▸ Activity: Below are some records; give them all again exactly, but not the pictures.

▸ Provided data:
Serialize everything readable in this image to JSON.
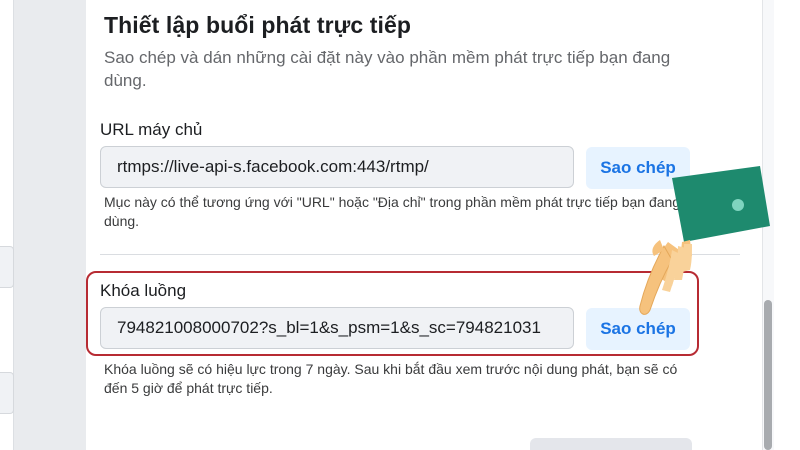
{
  "panel": {
    "title": "Thiết lập buổi phát trực tiếp",
    "subtitle": "Sao chép và dán những cài đặt này vào phần mềm phát trực tiếp bạn đang dùng."
  },
  "server_url": {
    "label": "URL máy chủ",
    "value": "rtmps://live-api-s.facebook.com:443/rtmp/",
    "copy_label": "Sao chép",
    "help": "Mục này có thể tương ứng với \"URL\" hoặc \"Địa chỉ\" trong phần mềm phát trực tiếp bạn đang dùng."
  },
  "stream_key": {
    "label": "Khóa luồng",
    "value": "794821008000702?s_bl=1&s_psm=1&s_sc=794821031",
    "copy_label": "Sao chép",
    "help": "Khóa luồng sẽ có hiệu lực trong 7 ngày. Sau khi bắt đầu xem trước nội dung phát, bạn sẽ có đến 5 giờ để phát trực tiếp."
  },
  "colors": {
    "accent": "#1b74e4",
    "copy_button_bg": "#e7f3ff",
    "highlight_border": "#b72b33",
    "hand_skin": "#f6c27d",
    "hand_sleeve": "#1e8a6e"
  }
}
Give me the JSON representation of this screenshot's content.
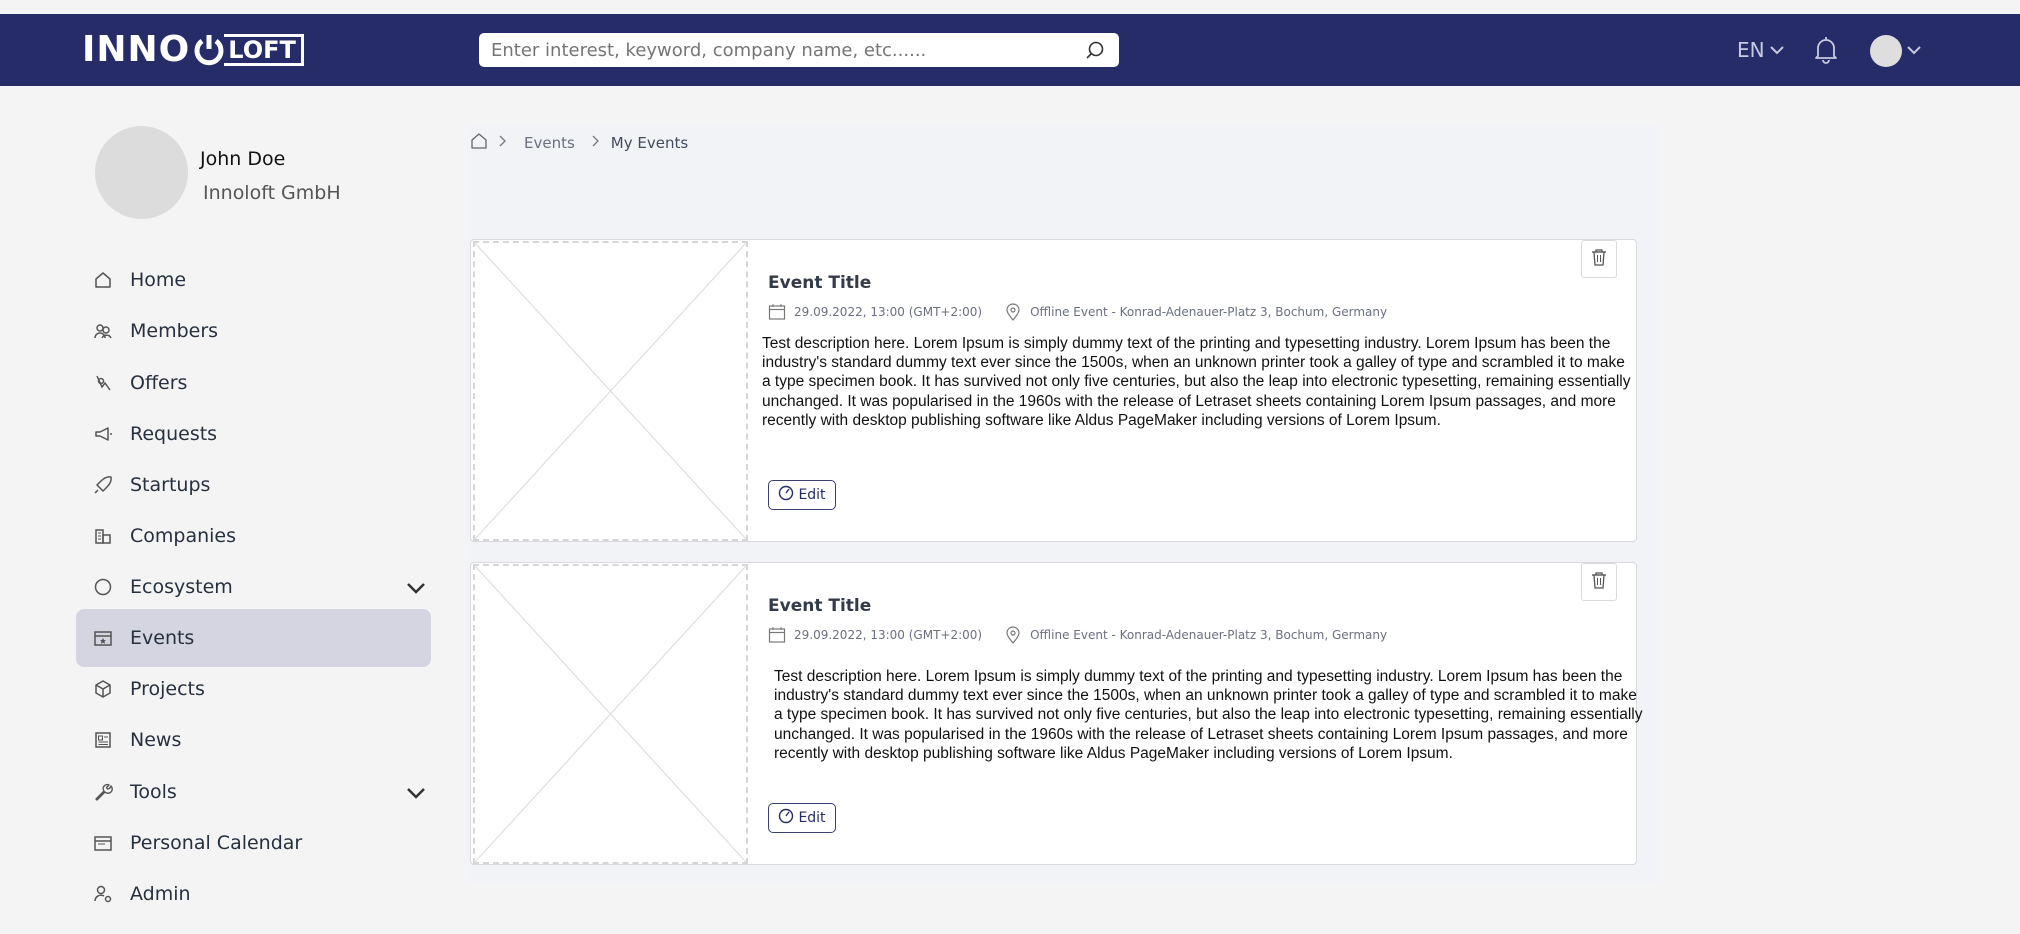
{
  "header": {
    "logo_text": "INNO",
    "logo_suffix": "LOFT",
    "search_placeholder": "Enter interest, keyword, company name, etc......",
    "language": "EN"
  },
  "profile": {
    "name": "John Doe",
    "company": "Innoloft GmbH"
  },
  "sidebar": {
    "items": [
      {
        "label": "Home",
        "icon": "home-icon"
      },
      {
        "label": "Members",
        "icon": "members-icon"
      },
      {
        "label": "Offers",
        "icon": "offers-icon"
      },
      {
        "label": "Requests",
        "icon": "megaphone-icon"
      },
      {
        "label": "Startups",
        "icon": "rocket-icon"
      },
      {
        "label": "Companies",
        "icon": "building-icon"
      },
      {
        "label": "Ecosystem",
        "icon": "circle-icon"
      },
      {
        "label": "Events",
        "icon": "calendar-star-icon",
        "active": true
      },
      {
        "label": "Projects",
        "icon": "cube-icon"
      },
      {
        "label": "News",
        "icon": "newspaper-icon"
      },
      {
        "label": "Tools",
        "icon": "wrench-icon"
      },
      {
        "label": "Personal Calendar",
        "icon": "calendar-icon"
      },
      {
        "label": "Admin",
        "icon": "admin-user-icon"
      }
    ]
  },
  "breadcrumb": {
    "items": [
      "Events",
      "My Events"
    ]
  },
  "events": [
    {
      "title": "Event Title",
      "datetime": "29.09.2022, 13:00 (GMT+2:00)",
      "location": "Offline Event - Konrad-Adenauer-Platz 3, Bochum, Germany",
      "description": "Test description here. Lorem Ipsum is simply dummy text of the printing and typesetting industry. Lorem Ipsum has been the industry's standard dummy text ever since the 1500s, when an unknown printer took a galley of type and scrambled it to make a type specimen book. It has survived not only five centuries, but also the leap into electronic typesetting, remaining essentially unchanged. It was popularised in the 1960s with the release of Letraset sheets containing Lorem Ipsum passages, and more recently with desktop publishing software like Aldus PageMaker including versions of Lorem Ipsum.",
      "edit_label": "Edit"
    },
    {
      "title": "Event Title",
      "datetime": "29.09.2022, 13:00 (GMT+2:00)",
      "location": "Offline Event - Konrad-Adenauer-Platz 3, Bochum, Germany",
      "description": "Test description here. Lorem Ipsum is simply dummy text of the printing and typesetting industry. Lorem Ipsum has been the industry's standard dummy text ever since the 1500s, when an unknown printer took a galley of type and scrambled it to make a type specimen book. It has survived not only five centuries, but also the leap into electronic typesetting, remaining essentially unchanged. It was popularised in the 1960s with the release of Letraset sheets containing Lorem Ipsum passages, and more recently with desktop publishing software like Aldus PageMaker including versions of Lorem Ipsum.",
      "edit_label": "Edit"
    }
  ],
  "colors": {
    "header_bg": "#262c68",
    "active_nav_bg": "#d5d5e1",
    "page_bg": "#f4f4f5"
  }
}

▸ Result:
Serialize everything readable in this image to JSON.
{
  "panel": {
    "title": "Thiết lập buổi phát trực tiếp",
    "subtitle": "Sao chép và dán những cài đặt này vào phần mềm phát trực tiếp bạn đang dùng."
  },
  "server_url": {
    "label": "URL máy chủ",
    "value": "rtmps://live-api-s.facebook.com:443/rtmp/",
    "copy_label": "Sao chép",
    "help": "Mục này có thể tương ứng với \"URL\" hoặc \"Địa chỉ\" trong phần mềm phát trực tiếp bạn đang dùng."
  },
  "stream_key": {
    "label": "Khóa luồng",
    "value": "794821008000702?s_bl=1&s_psm=1&s_sc=794821031",
    "copy_label": "Sao chép",
    "help": "Khóa luồng sẽ có hiệu lực trong 7 ngày. Sau khi bắt đầu xem trước nội dung phát, bạn sẽ có đến 5 giờ để phát trực tiếp."
  },
  "colors": {
    "accent": "#1b74e4",
    "copy_button_bg": "#e7f3ff",
    "highlight_border": "#b72b33",
    "hand_skin": "#f6c27d",
    "hand_sleeve": "#1e8a6e"
  }
}
Give me the JSON representation of this screenshot's content.
{
  "header": {
    "logo_text": "INNO",
    "logo_suffix": "LOFT",
    "search_placeholder": "Enter interest, keyword, company name, etc......",
    "language": "EN"
  },
  "profile": {
    "name": "John Doe",
    "company": "Innoloft GmbH"
  },
  "sidebar": {
    "items": [
      {
        "label": "Home",
        "icon": "home-icon"
      },
      {
        "label": "Members",
        "icon": "members-icon"
      },
      {
        "label": "Offers",
        "icon": "offers-icon"
      },
      {
        "label": "Requests",
        "icon": "megaphone-icon"
      },
      {
        "label": "Startups",
        "icon": "rocket-icon"
      },
      {
        "label": "Companies",
        "icon": "building-icon"
      },
      {
        "label": "Ecosystem",
        "icon": "circle-icon"
      },
      {
        "label": "Events",
        "icon": "calendar-star-icon",
        "active": true
      },
      {
        "label": "Projects",
        "icon": "cube-icon"
      },
      {
        "label": "News",
        "icon": "newspaper-icon"
      },
      {
        "label": "Tools",
        "icon": "wrench-icon"
      },
      {
        "label": "Personal Calendar",
        "icon": "calendar-icon"
      },
      {
        "label": "Admin",
        "icon": "admin-user-icon"
      }
    ]
  },
  "breadcrumb": {
    "items": [
      "Events",
      "My Events"
    ]
  },
  "events": [
    {
      "title": "Event Title",
      "datetime": "29.09.2022, 13:00 (GMT+2:00)",
      "location": "Offline Event - Konrad-Adenauer-Platz 3, Bochum, Germany",
      "description": "Test description here. Lorem Ipsum is simply dummy text of the printing and typesetting industry. Lorem Ipsum has been the industry's standard dummy text ever since the 1500s, when an unknown printer took a galley of type and scrambled it to make a type specimen book. It has survived not only five centuries, but also the leap into electronic typesetting, remaining essentially unchanged. It was popularised in the 1960s with the release of Letraset sheets containing Lorem Ipsum passages, and more recently with desktop publishing software like Aldus PageMaker including versions of Lorem Ipsum.",
      "edit_label": "Edit"
    },
    {
      "title": "Event Title",
      "datetime": "29.09.2022, 13:00 (GMT+2:00)",
      "location": "Offline Event - Konrad-Adenauer-Platz 3, Bochum, Germany",
      "description": "Test description here. Lorem Ipsum is simply dummy text of the printing and typesetting industry. Lorem Ipsum has been the industry's standard dummy text ever since the 1500s, when an unknown printer took a galley of type and scrambled it to make a type specimen book. It has survived not only five centuries, but also the leap into electronic typesetting, remaining essentially unchanged. It was popularised in the 1960s with the release of Letraset sheets containing Lorem Ipsum passages, and more recently with desktop publishing software like Aldus PageMaker including versions of Lorem Ipsum.",
      "edit_label": "Edit"
    }
  ],
  "colors": {
    "header_bg": "#262c68",
    "active_nav_bg": "#d5d5e1",
    "page_bg": "#f4f4f5"
  }
}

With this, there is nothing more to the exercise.